David L. Stover - President and COO: Part of the thinking there too as we are going forward is, you are involving more and more to more pad drilling and then the more wells that you can actually put on these pads as you go to a larger density of wells per section, I think optimally it will continue to evolve into an increased activity rate at some point.
Arun Jayaram - Credit Suisse: Final question, Chuck; can you just give us an update on where you stand in terms of trying to close the Woodside transaction?
Charles D. Davidson - Chairman and CEO: All the parties are committed to close it, but quite honestly with so much of that transaction focused on Leviathan and potential, an export project down the road, that we're really, at this point, waiting on the government to issue its export policy. Again, we've gotten – certainly in the recent trip that I was over there, I got a lot of comfort that, that was a high priority with the new government in Israel. So, that's a key piece. That's a key part of it. Certainly our structure that we announced as part of that is tied to an export policy. So, I think both Woodside's CEO and myself have made comments that it's important that the government make some decisions, so that we can move on, because we really can't make good decisions on how to develop Leviathan without having fully defined what the rules will be for export. I'm confident that they will issue those, but that's what's really key to getting everything close.

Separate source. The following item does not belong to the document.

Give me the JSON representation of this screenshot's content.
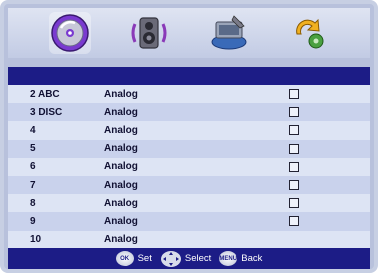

Operator: Brian Singer, Goldman Sachs.
Brian Singer - Goldman Sachs: Back to DJ Basin, can you just talk to the cost trends that you're seeing on a per well basis and then relative to lateral lengths?
David L. Stover - President and COO: I think that costs are staying fairly constant right now, Brian, I'd say they've kind of leveled off, as we thought, they've actually come down a little bit over the last year as we've started to get more into development phase on a lot of these areas, but they've somewhat leveled off here. You're still in that range, plus or minus $4.5 million for that 4,000 foot type lateral and then you're up closer to 7.5 and 8 for the 9,000 footers, but you see increased efficiency when you look at the increased lateral lengths kind of an F&D for a well if you will, as you move from the 4,000 to the 7,000 to the 9,000. So, that's part of the economic improvement that you see as you continue to be able to step out lateral length.

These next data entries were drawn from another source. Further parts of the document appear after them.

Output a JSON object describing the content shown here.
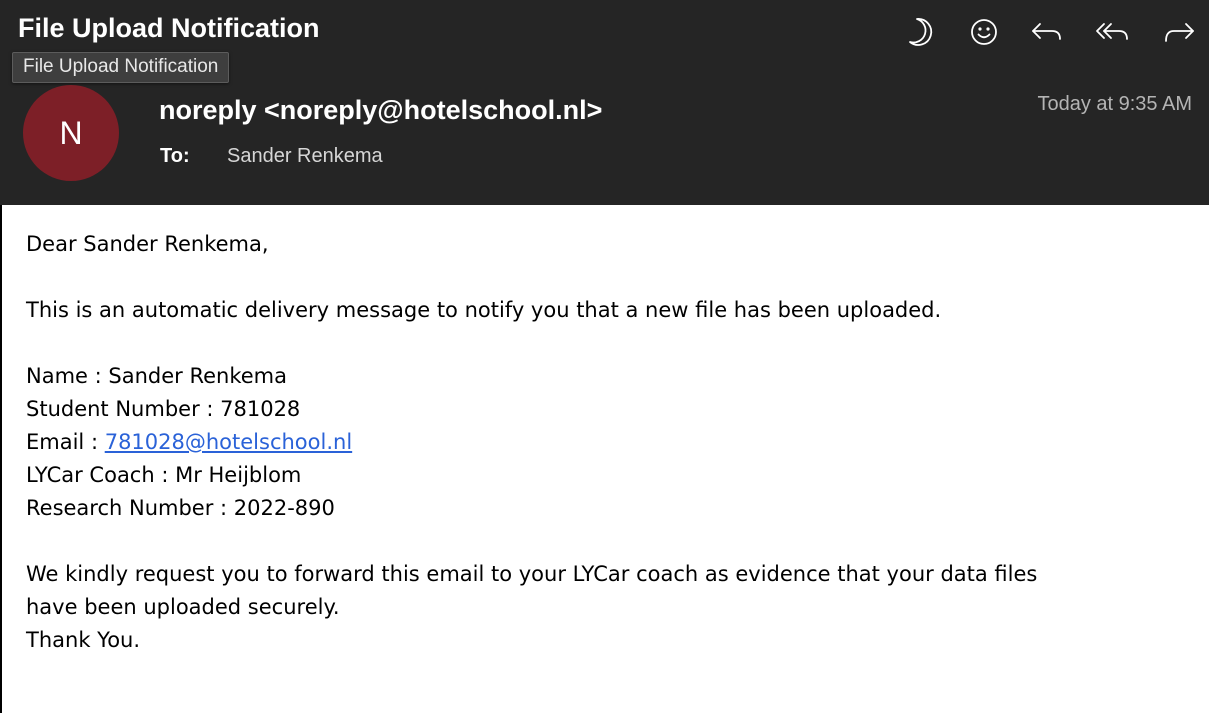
{
  "header": {
    "subject": "File Upload Notification",
    "tooltip": "File Upload Notification",
    "avatar_initial": "N",
    "avatar_color": "#7d1f27",
    "sender": "noreply <noreply@hotelschool.nl>",
    "date": "Today at 9:35 AM",
    "to_label": "To:",
    "to_value": "Sander Renkema",
    "toolbar": [
      {
        "icon": "moon-icon",
        "label": "Snooze"
      },
      {
        "icon": "smiley-icon",
        "label": "Emoji"
      },
      {
        "icon": "reply-icon",
        "label": "Reply"
      },
      {
        "icon": "reply-all-icon",
        "label": "Reply All"
      },
      {
        "icon": "forward-icon",
        "label": "Forward"
      }
    ]
  },
  "body": {
    "greeting": "Dear Sander Renkema,",
    "intro": "This is an automatic delivery message to notify you that a new file has been uploaded.",
    "name_line": "Name : Sander Renkema",
    "student_number_line": "Student Number : 781028",
    "email_prefix": "Email : ",
    "email_link": "781028@hotelschool.nl",
    "coach_line": "LYCar Coach : Mr Heijblom",
    "research_line": "Research Number : 2022-890",
    "request_line1": "We kindly request you to forward this email to your LYCar coach as evidence that your data files",
    "request_line2": "have been uploaded securely.",
    "thanks": "Thank You.",
    "link_color": "#2a62d8"
  }
}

Brian Singer - Goldman Sachs: Are you seeing any service cost pressure there? It just seems there's more companies talking and trend potentially accelerating activity around you based in part on your success?
Charles D. Davidson - Chairman and CEO: Haven't really seen it yet, as we get into the third quarter and get in more discussions on next year's pricing and so forth. We'll see where the industry's at and where the activity is, but I haven't picked up anything on increasing pressure on a cost side out there right now.

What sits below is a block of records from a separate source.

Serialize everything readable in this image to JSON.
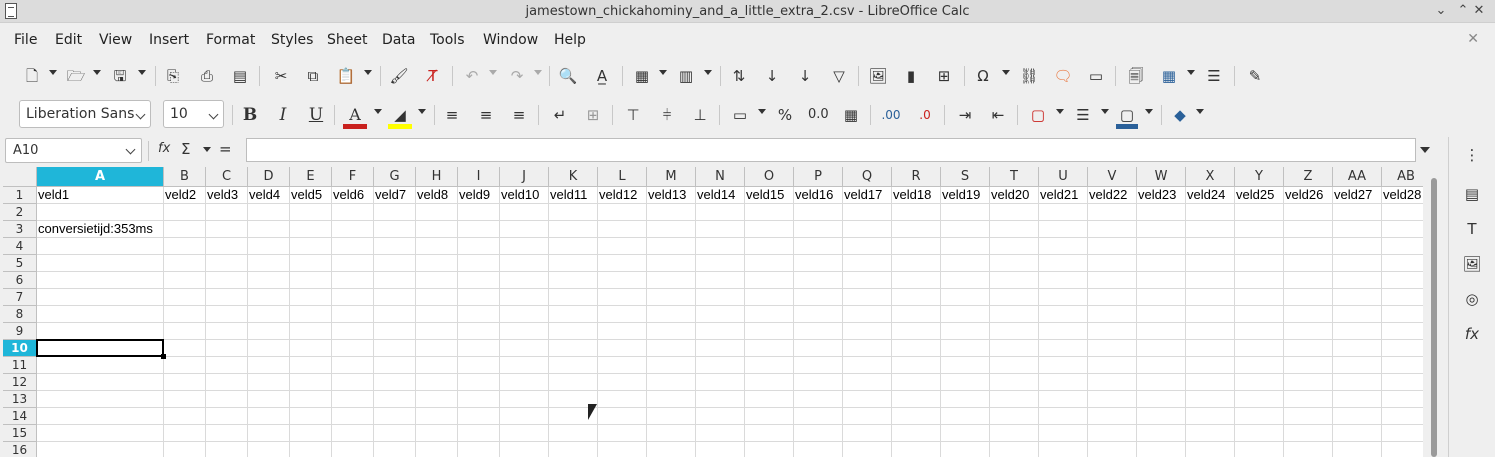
{
  "window": {
    "title": "jamestown_chickahominy_and_a_little_extra_2.csv - LibreOffice Calc"
  },
  "menu": [
    "File",
    "Edit",
    "View",
    "Insert",
    "Format",
    "Styles",
    "Sheet",
    "Data",
    "Tools",
    "Window",
    "Help"
  ],
  "formatting": {
    "font_name": "Liberation Sans",
    "font_size": "10"
  },
  "formula_bar": {
    "name_box": "A10",
    "fx": "fx",
    "sigma": "Σ",
    "equals": "=",
    "content": ""
  },
  "columns": [
    "A",
    "B",
    "C",
    "D",
    "E",
    "F",
    "G",
    "H",
    "I",
    "J",
    "K",
    "L",
    "M",
    "N",
    "O",
    "P",
    "Q",
    "R",
    "S",
    "T",
    "U",
    "V",
    "W",
    "X",
    "Y",
    "Z",
    "AA",
    "AB"
  ],
  "rows": [
    "1",
    "2",
    "3",
    "4",
    "5",
    "6",
    "7",
    "8",
    "9",
    "10",
    "11",
    "12",
    "13",
    "14",
    "15",
    "16"
  ],
  "selected": {
    "column": "A",
    "row": "10",
    "cell": "A10"
  },
  "cells": {
    "row1": [
      "veld1",
      "veld2",
      "veld3",
      "veld4",
      "veld5",
      "veld6",
      "veld7",
      "veld8",
      "veld9",
      "veld10",
      "veld11",
      "veld12",
      "veld13",
      "veld14",
      "veld15",
      "veld16",
      "veld17",
      "veld18",
      "veld19",
      "veld20",
      "veld21",
      "veld22",
      "veld23",
      "veld24",
      "veld25",
      "veld26",
      "veld27",
      "veld28"
    ],
    "a3": "conversietijd:353ms"
  },
  "colors": {
    "selection_header": "#1fb6d9",
    "font_color_bar": "#c9211e",
    "highlight_bar": "#ffff00",
    "border_color_bar": "#2a6099"
  },
  "icons": [
    "new-icon",
    "open-icon",
    "save-icon",
    "export-pdf-icon",
    "print-icon",
    "print-preview-icon",
    "cut-icon",
    "copy-icon",
    "paste-icon",
    "clone-formatting-icon",
    "clear-formatting-icon",
    "undo-icon",
    "redo-icon",
    "find-replace-icon",
    "spelling-icon",
    "row-icon",
    "column-icon",
    "sort-icon",
    "sort-ascending-icon",
    "sort-descending-icon",
    "autofilter-icon",
    "image-icon",
    "chart-icon",
    "pivot-table-icon",
    "special-character-icon",
    "hyperlink-icon",
    "comment-icon",
    "headers-footers-icon",
    "define-print-area-icon",
    "freeze-icon",
    "split-window-icon",
    "show-draw-functions-icon"
  ]
}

Brian Singer - Goldman Sachs: Then lastly for the second quarter in Israel, what should our gas price expectations or what do you expect in terms of gas price expectations for gas production applications and do you see the constraint to your production demand ahead of summer or do you see the constraints being the ramp up of capacity at Tamar?
Charles D. Davidson - Chairman and CEO: Well, I think on price, when we laid out our guidance for that, that's the best place to go on that, because it is a blend of Mari-Billion that satisfied some old contracts in the Tamar, so I wouldn't – so, it's just a little north of $5 and I wouldn't deviate from that. I think on the production side of it, I mean second quarter is a – I mean we rolled it into the guidance and it tends to be a shoulder month for Israel and we are kind of making a guess of what the demand will be.
David L. Stover - President and COO: I think when you think about it, second quarter is going to bounce between that, 600 to 700 gross type numbers, kind of what we are expecting right now. Then third quarter as we mentioned we ought to see some periods where you get up in that 900s range, but it's dependent on weather and seasonal demand.
Charles D. Davidson - Chairman and CEO: We have actually – if you go back a couple of years when Egypt was supplying gas we actually saw combined with those imports plus our own deliveries we were seeing a reduction in one third quarter of 800 million plus of total country demand and that was a couple of years ago. So we know that demand is there, guessing weather is just like guessing weather here in the U.S. So I think right now we've got the delivery capacity and we will see what the demand is.
Brian Singer - Goldman Sachs: So demand has been the constraint in the second quarter, you have fully ramped up in terms of Tamar's second quarter to meet whatever demands there maybe?
Charles D. Davidson - Chairman and CEO: Well as say we have tested the facility over 900 million so it is a just a matter of what the demand is. We are all set to deliver whatever they need right now.
David L. Stover - President and COO: We are about at the 1 hour timeframe. So let's take one more phone call and question.
Operator: Irene Haas, Wunderlich Securities.
Irene Haas - Wunderlich Securities: My question has to do with the extended lateral curve. Can you explain to me why you have a little plateau there on the 1 million barrel type curve? Are those later wells that you do something different? Are there artificial lift involved? Just kind of curious as to why it kind of normally go from hyperbolic to now you have low plateau, which is fantastic for cash flow. So a little color please.
David L. Stover - President and COO: You're talking about the initial period or the early stage period, I think yeah it kind of ramps up and then, what we saw is it actually leveled off a little bit for that 30 to 90-day or 30 almost up to 120-day period. That just seems to be the way these long laterals are performing, as you get further away from the vertical part of the well bore, you get less drawdown in these and it's almost like you've got a gravity feed into there from this long period for some period of time, but it just kind of replenishes itself. It's just what it appears to be doing on these longer laterals, until you start to get a little bit of a decline in there, but overall, that's one of the things that really caught our eye when we started to see some of the performance of these. It's how well these held up for an extended period of time, especially early here. Part of that is, just bringing these things on pretty slow. You see that initial ramp up, first zero to 30 to 45 days, we're not pulling on these very hard. We're trying to let them come on naturally and then just feed into the system.
Irene Haas - Wunderlich Securities: Should that be the kind of curve that we would expect as you get more like 300 day data on these extended laterals?
David L. Stover - President and COO: I don't know. That's what we want to see is, how this thing duplicates itself or repeats itself as we get a much wider database here to look at, but we'd like to see that, that's for sure.
Operator: That does conclude today's question-and-answer session. At this time, I will turn the conference back over to the speakers for any additional or closing remarks.
David Larson - VP, IR: Thanks again for everybody participating in the call today as well as your interest in Noble Energy. Just have a good day.
Operator: That does conclude today's presentation. Thank you for your participation.